All entrepreneurs will not succeed, of course. But many entrepreneurs say that it is in their failures that they achieve their greatest moments of discovery.
A cornerstone of entrepreneurial success, and long-term business success, is recognizing the dynamic nature of the global business climate. Ernst& Young research shows that the world’s major market indices turn over more than 50 percent every five years. If the market leaders of today fail to innovate, they will not necessarily be the market leaders of tomorrow.
My many years of working with some of the most innovative companies and most entrepreneurial leaders in the world leads me to believe there are a number of steps policymakers can take to spur innovation and the creation of entrepreneurial companies:
Promote an open economy and resist protectionism.
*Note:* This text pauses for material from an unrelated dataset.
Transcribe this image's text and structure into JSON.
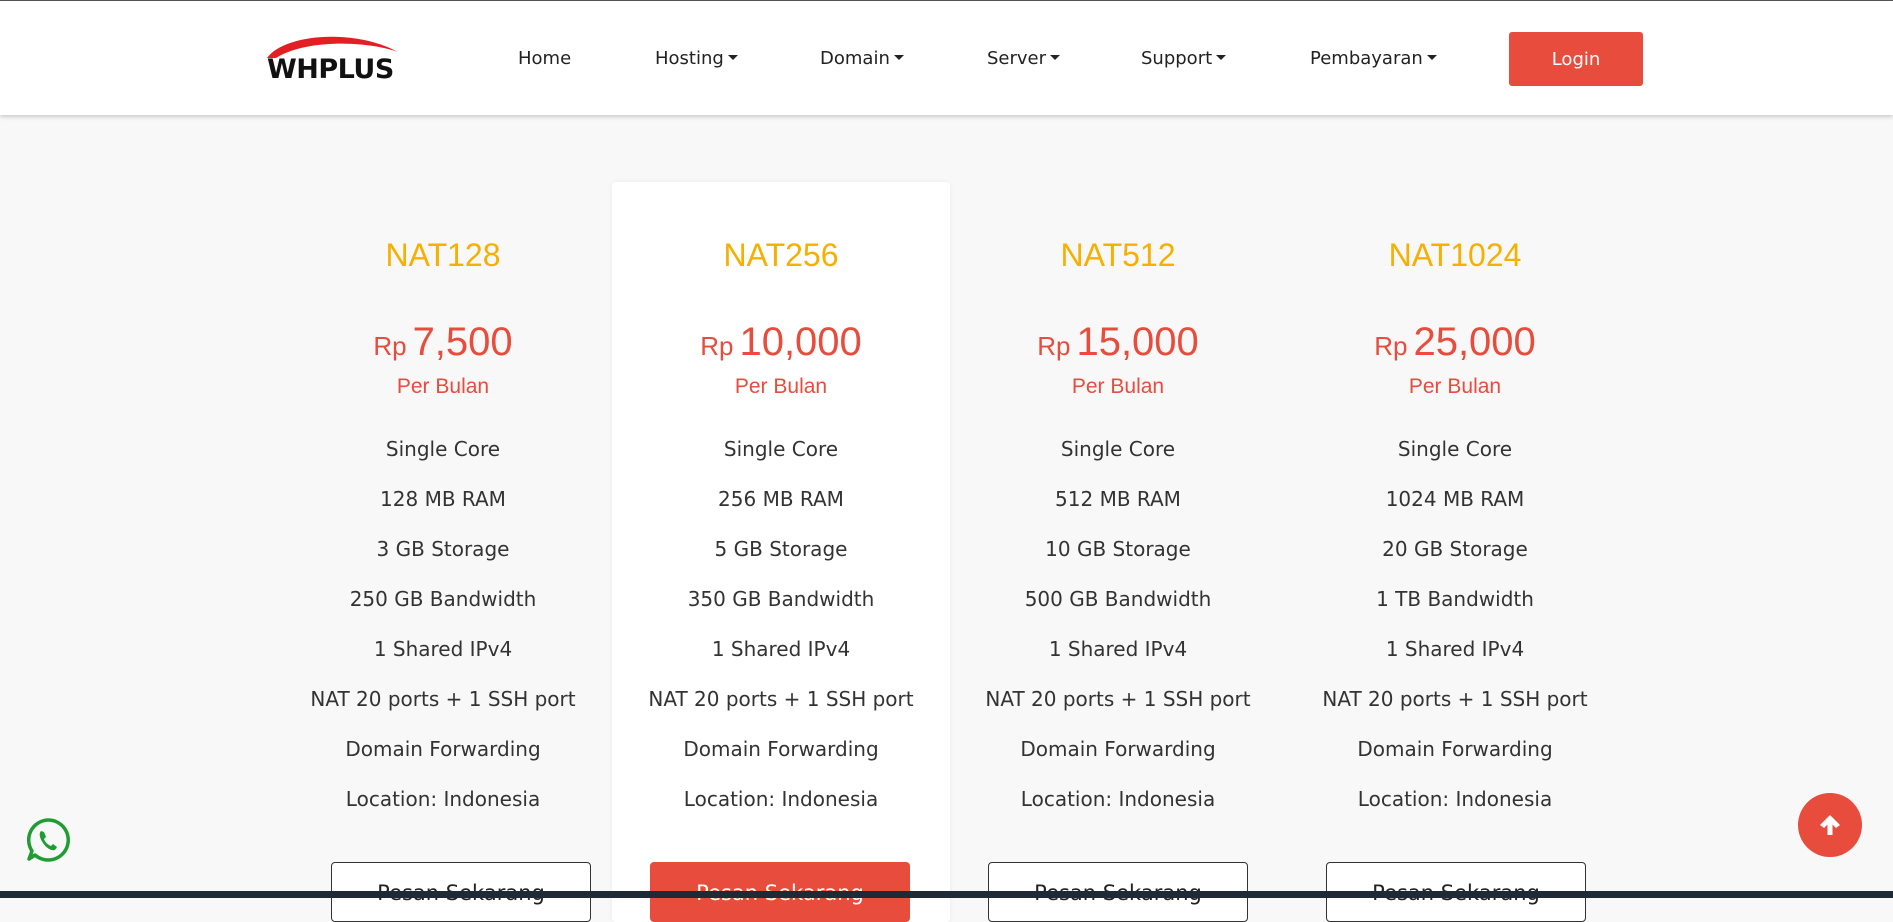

In times of economic weakness, the calls to erect walls grow louder – and nothing could be worse for innovation. Today’s entrepreneurs depend on global pools of capital, production, talent and customers. To deny this stifles economic opportunity, reduces efficiency and undermines investor confidence. Open markets promote economic growth, which in turn facilitates innovation and entrepreneurship.
Don’t over penalize failure. A well functioning economic system not only rewards success, but also allows failure. The key is to allow those who fail to quickly clear out those mistakes, and begin the process of innovation anew. Tax, accounting and legal systems need to be aligned accordingly. For example, entrepreneurs struggle with deductible expenses that are of no value without income to use them against. Instead, entrepreneurs should be able to get some benefit from those expenses – helping to move the business along – instead of accumulating a net operating loss that they may not be able to benefit from in the near future.
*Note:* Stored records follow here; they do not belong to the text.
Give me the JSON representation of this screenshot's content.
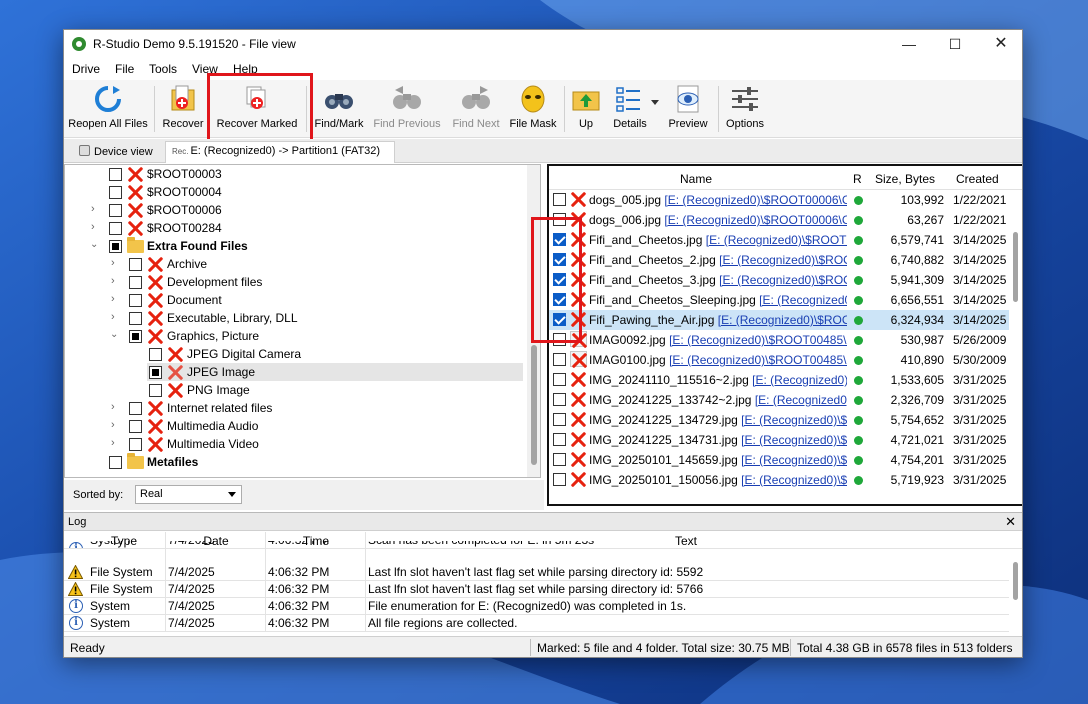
{
  "window": {
    "title": "R-Studio Demo 9.5.191520 - File view"
  },
  "menu": [
    "Drive",
    "File",
    "Tools",
    "View",
    "Help"
  ],
  "toolbar": {
    "reopen": "Reopen All Files",
    "recover": "Recover",
    "recover_marked": "Recover Marked",
    "find_mark": "Find/Mark",
    "find_previous": "Find Previous",
    "find_next": "Find Next",
    "file_mask": "File Mask",
    "up": "Up",
    "details": "Details",
    "preview": "Preview",
    "options": "Options"
  },
  "tabs": {
    "device_view": "Device view",
    "partition_prefix": "Rec.",
    "partition": "E: (Recognized0) -> Partition1 (FAT32)"
  },
  "tree": [
    "$ROOT00003",
    "$ROOT00004",
    "$ROOT00006",
    "$ROOT00284",
    "Extra Found Files",
    "Archive",
    "Development files",
    "Document",
    "Executable, Library, DLL",
    "Graphics, Picture",
    "JPEG Digital Camera",
    "JPEG Image",
    "PNG Image",
    "Internet related files",
    "Multimedia Audio",
    "Multimedia Video",
    "Metafiles"
  ],
  "sort": {
    "label": "Sorted by:",
    "value": "Real"
  },
  "files": {
    "columns": {
      "name": "Name",
      "r": "R",
      "size": "Size, Bytes",
      "created": "Created"
    },
    "rows": [
      {
        "name": "dogs_005.jpg",
        "path": "[E: (Recognized0)\\$ROOT00006\\Con",
        "size": "103,992",
        "date": "1/22/2021 ..."
      },
      {
        "name": "dogs_006.jpg",
        "path": "[E: (Recognized0)\\$ROOT00006\\Con",
        "size": "63,267",
        "date": "1/22/2021 ..."
      },
      {
        "name": "Fifi_and_Cheetos.jpg",
        "path": "[E: (Recognized0)\\$ROOT00",
        "size": "6,579,741",
        "date": "3/14/2025 ..."
      },
      {
        "name": "Fifi_and_Cheetos_2.jpg",
        "path": "[E: (Recognized0)\\$ROOT0",
        "size": "6,740,882",
        "date": "3/14/2025 ..."
      },
      {
        "name": "Fifi_and_Cheetos_3.jpg",
        "path": "[E: (Recognized0)\\$ROOT",
        "size": "5,941,309",
        "date": "3/14/2025 ..."
      },
      {
        "name": "Fifi_and_Cheetos_Sleeping.jpg",
        "path": "[E: (Recognized0)\\",
        "size": "6,656,551",
        "date": "3/14/2025 ..."
      },
      {
        "name": "Fifi_Pawing_the_Air.jpg",
        "path": "[E: (Recognized0)\\$ROOT",
        "size": "6,324,934",
        "date": "3/14/2025 ..."
      },
      {
        "name": "IMAG0092.jpg",
        "path": "[E: (Recognized0)\\$ROOT00485\\IM",
        "size": "530,987",
        "date": "5/26/2009 ..."
      },
      {
        "name": "IMAG0100.jpg",
        "path": "[E: (Recognized0)\\$ROOT00485\\IM",
        "size": "410,890",
        "date": "5/30/2009 ..."
      },
      {
        "name": "IMG_20241110_115516~2.jpg",
        "path": "[E: (Recognized0)\\$F",
        "size": "1,533,605",
        "date": "3/31/2025 ..."
      },
      {
        "name": "IMG_20241225_133742~2.jpg",
        "path": "[E: (Recognized0)\\$F",
        "size": "2,326,709",
        "date": "3/31/2025 ..."
      },
      {
        "name": "IMG_20241225_134729.jpg",
        "path": "[E: (Recognized0)\\$RO",
        "size": "5,754,652",
        "date": "3/31/2025 ..."
      },
      {
        "name": "IMG_20241225_134731.jpg",
        "path": "[E: (Recognized0)\\$RO",
        "size": "4,721,021",
        "date": "3/31/2025 ..."
      },
      {
        "name": "IMG_20250101_145659.jpg",
        "path": "[E: (Recognized0)\\$RO",
        "size": "4,754,201",
        "date": "3/31/2025 ..."
      },
      {
        "name": "IMG_20250101_150056.jpg",
        "path": "[E: (Recognized0)\\$RO",
        "size": "5,719,923",
        "date": "3/31/2025 ..."
      }
    ]
  },
  "log": {
    "title": "Log",
    "columns": {
      "type": "Type",
      "date": "Date",
      "time": "Time",
      "text": "Text"
    },
    "rows": [
      {
        "type": "System",
        "date": "7/4/2025",
        "time": "4:06:32 PM",
        "text": "Scan has been completed for E: in 5m 23s"
      },
      {
        "type": "File System",
        "date": "7/4/2025",
        "time": "4:06:32 PM",
        "text": "Last lfn slot haven't last flag set while parsing directory id: 5592"
      },
      {
        "type": "File System",
        "date": "7/4/2025",
        "time": "4:06:32 PM",
        "text": "Last lfn slot haven't last flag set while parsing directory id: 5766"
      },
      {
        "type": "System",
        "date": "7/4/2025",
        "time": "4:06:32 PM",
        "text": "File enumeration for E: (Recognized0) was completed in 1s."
      },
      {
        "type": "System",
        "date": "7/4/2025",
        "time": "4:06:32 PM",
        "text": "All file regions are collected."
      }
    ]
  },
  "status": {
    "ready": "Ready",
    "marked": "Marked: 5 file and 4 folder. Total size: 30.75 MB",
    "total": "Total 4.38 GB in 6578 files in 513 folders"
  },
  "colors": {
    "highlight": "#e0161b",
    "accent": "#0b5cc7",
    "link": "#1a3fb3",
    "status_ok": "#1fa83a"
  }
}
Create a pro-entrepreneur, stable tax policy. Fundamentally, tax rates should be low and broad-based to encourage investment. In particular, both reduced capital gains tax rates and tax incentives for research and development can encourage investors to fund new enterprises. Tax policy should also recognize that capital and labor markets are borderless in today’s global marketplace and should be designed to allow businesses to invest and employ workers anywhere in the world to remain competitive in the world markets.
Cultivate confidence in capital markets. Capital is the fuel of entrepreneurship. Adopting a financial reporting language (such as IFRS) that is understood by investors around the world will smooth cross-border investment and give domestic companies broader access to foreign capital. This can be especially critical when attracting capital for initial public offerings.
Build diverse human capital. Today’s entrepreneurs depend more on knowledge and creativity than capital-intensive machinery. But in many countries, more must be done to cultivate the richness of the nation’s human capital. That means focusing on helping more students – female and minority students in particular – master math, science and engineering, as well as build an entrepreneurial mindset and skills. And it means harnessing the strength of the nation’s diversity and building greater collaborative cultures within schools. Better ideas come from groups who tackle problems and challenges from many diverse points of view.
Streamline regulation. Unfocused and duplicative rules can be difficult to follow and increase the cost of doing business, as the World Bank’s “Doing Business” report definitively shows. This acts as a barrier to entry for many entrepreneurs, choking off innovation at small businesses that lack the resources to navigate a regulatory maze, and reducing the incentive for large firms to invest in research and development, since they face reduced competitive pressures from smaller firms.
Fundamentally, these policies would support not only entrepreneurship, but innovators at all levels of society. With the right ground rules and incentives in place, entrepreneurs can be a steady source of the dynamism and vitality that’s at the heart of a vibrant, growing economy.
James Turley is the chairman and CEO of Ernst & Young